> _WORK TASK_: Read the data that follows. Then repeat it exactly.

------------------------------------------------

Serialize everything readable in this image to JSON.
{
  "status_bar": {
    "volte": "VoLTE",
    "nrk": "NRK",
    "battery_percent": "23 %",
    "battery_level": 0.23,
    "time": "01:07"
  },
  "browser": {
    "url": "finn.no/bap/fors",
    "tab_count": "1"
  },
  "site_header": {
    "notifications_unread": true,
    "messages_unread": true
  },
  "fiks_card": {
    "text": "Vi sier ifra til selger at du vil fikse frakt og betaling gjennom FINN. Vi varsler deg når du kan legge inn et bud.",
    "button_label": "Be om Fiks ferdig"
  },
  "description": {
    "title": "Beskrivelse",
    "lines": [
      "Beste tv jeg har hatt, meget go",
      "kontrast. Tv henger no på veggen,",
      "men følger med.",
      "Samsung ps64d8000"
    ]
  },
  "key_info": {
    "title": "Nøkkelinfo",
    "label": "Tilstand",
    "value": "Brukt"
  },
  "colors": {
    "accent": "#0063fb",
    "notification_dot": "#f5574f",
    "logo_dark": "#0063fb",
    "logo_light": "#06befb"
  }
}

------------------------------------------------

> _TASK SOLUTION_:
Serialize everything readable in this image to JSON.
{
  "status_bar": {
    "volte": "VoLTE",
    "nrk": "NRK",
    "battery_percent": "23 %",
    "battery_level": 0.23,
    "time": "01:07"
  },
  "browser": {
    "url": "finn.no/bap/fors",
    "tab_count": "1"
  },
  "site_header": {
    "notifications_unread": true,
    "messages_unread": true
  },
  "fiks_card": {
    "text": "Vi sier ifra til selger at du vil fikse frakt og betaling gjennom FINN. Vi varsler deg når du kan legge inn et bud.",
    "button_label": "Be om Fiks ferdig"
  },
  "description": {
    "title": "Beskrivelse",
    "lines": [
      "Beste tv jeg har hatt, meget go",
      "kontrast. Tv henger no på veggen,",
      "men følger med.",
      "Samsung ps64d8000"
    ]
  },
  "key_info": {
    "title": "Nøkkelinfo",
    "label": "Tilstand",
    "value": "Brukt"
  },
  "colors": {
    "accent": "#0063fb",
    "notification_dot": "#f5574f",
    "logo_dark": "#0063fb",
    "logo_light": "#06befb"
  }
}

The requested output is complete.